Arlene Phillips cast you in Saturday Night Fever how did that feel?

Arlene Phillips is London dance! She had actually cast me in Grease as one of the minor roles, and really liked what I did. When she cast me in Saturday Night Fever it was unbelievable. To be the lead in the West End at 25 was daunting, but one of the most extraordinary experiences of my life, and probably a career highlight.

More recently you played Fiyero in Wicked alongside Idina Menzel, was that exciting?

I had known about the show of course because of how phenomenal a success it was on Broadway. Working with Idina Menzel in one of the best Musicals of all time was a real honour, I loved it!

You have worked with Kylie Minogue, what was that like?

I has known her sister Dannii for a while and worked with her. Australia now has another queen in Kylie. She is a remarkable human being, so to work with her was tremendous.

You were a judge on the TV show Got To Dance alongside Ashley Banjo from Diversity and Kimberly Wyatt from Pussycat Dolls - was it strange being on the other side of the desk?

Strangely I really love being a judge. I am always up for a new challenge, and had not been a TV dance judge before. It really made me realise how much I enjoy dancing. The reconnection with dancing drags you back and says, 'hey you are really a dancer'.

Did you find it difficult to criticise the younger contestants?

I found it really hard to be mean to the younger contestants. I just really like people to dance, whether it be at a disco or in someone's back yard at a barbecue or a theatre - I love it. So I was just happy that people turned up!

When you were growing up who were your tap heroes?

Gene Kelly, Fred Astaire, obviously were enormous heroes and idols of mine. Sammy Davis Jr was my biggest idol because he could do everything. I loved what his feet did, he was so cool, so cool.

You have starred in Hollywood movies such as Coyote Ugly, theatre and television, what do you love the most?
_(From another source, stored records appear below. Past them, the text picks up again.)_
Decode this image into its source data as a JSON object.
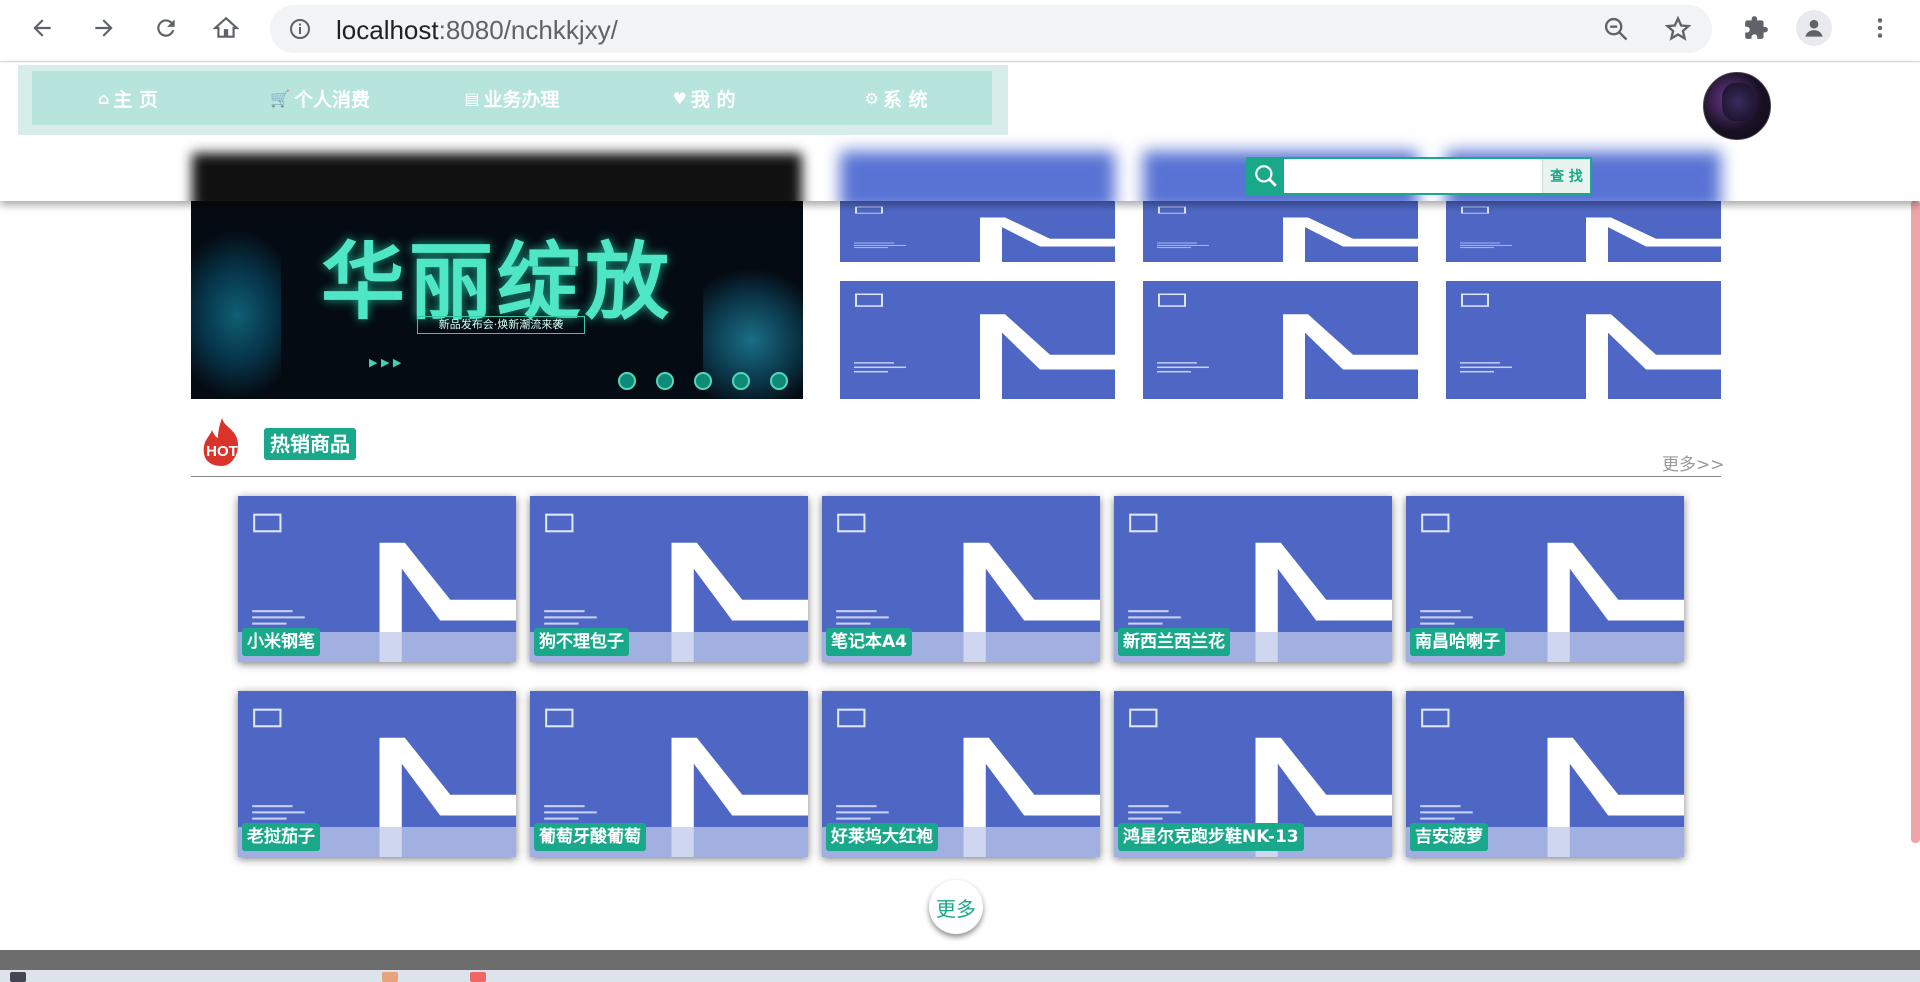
{
  "browser": {
    "url_host": "localhost",
    "url_rest": ":8080/nchkkjxy/"
  },
  "nav": {
    "items": [
      {
        "icon": "⌂",
        "label": "主 页"
      },
      {
        "icon": "🛒",
        "label": "个人消费"
      },
      {
        "icon": "▤",
        "label": "业务办理"
      },
      {
        "icon": "♥",
        "label": "我 的"
      },
      {
        "icon": "⚙",
        "label": "系 统"
      }
    ]
  },
  "search": {
    "placeholder": "",
    "button_label": "查 找"
  },
  "banner": {
    "title": "华丽绽放",
    "subtitle": "新品发布会·焕新潮流来袭",
    "dot_count": 5
  },
  "hot": {
    "icon_text": "HOT",
    "label": "热销商品",
    "more_link": "更多>>"
  },
  "products": [
    {
      "name": "小米钢笔"
    },
    {
      "name": "狗不理包子"
    },
    {
      "name": "笔记本A4"
    },
    {
      "name": "新西兰西兰花"
    },
    {
      "name": "南昌哈喇子"
    },
    {
      "name": "老挝茄子"
    },
    {
      "name": "葡萄牙酸葡萄"
    },
    {
      "name": "好莱坞大红袍"
    },
    {
      "name": "鸿星尔克跑步鞋NK-13"
    },
    {
      "name": "吉安菠萝"
    }
  ],
  "more_button": "更多",
  "colors": {
    "accent": "#19a889",
    "nav_bg": "#b7e4dc",
    "product_blue": "#4f67c4"
  }
}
I think out of all the things that I have done, stage is still my favourite because of the live element. It is right there right in front of you, and people get to see a different experience every time they come to the theatre. That is what art is all about.

Do you enjoy working in London?

I love working in London. I have been in London for 16 years. I first came to work in a Hot Shoe Shuffle with Dein and fell in love with the city. The state of theatre in London was mind blowing to me. I saw there was a phenomenal theatre culture that I wanted to be part of. I have stayed ever since. This is my eighth West End Show, and it never loses any of its excitement.

Tap Dogs is at the Novello Theatre. Adam Garcia was talking to BBC News reporter Claudia Redmond.

Print Sponsor

The BBC is not responsible for the content of external internet sites

Has China's housing bubble burst?
How the world's oldest clove tree defied an empire
Why Royal Ballet principal Sergei Polunin quit


Sign in

BBC navigation

Copyright © 2017 BBC. The BBC is not responsible for the content of external sites. Read more.

This page is best viewed in an up-to-date web browser with style sheets (CSS) enabled. While you will be able to view the content of this page in your current browser, you will not be able to get the full visual experience. Please consider upgrading your browser software or enabling style sheets (CSS) if you are able to do so.

Americas Africa Europe Middle East South Asia Asia Pacific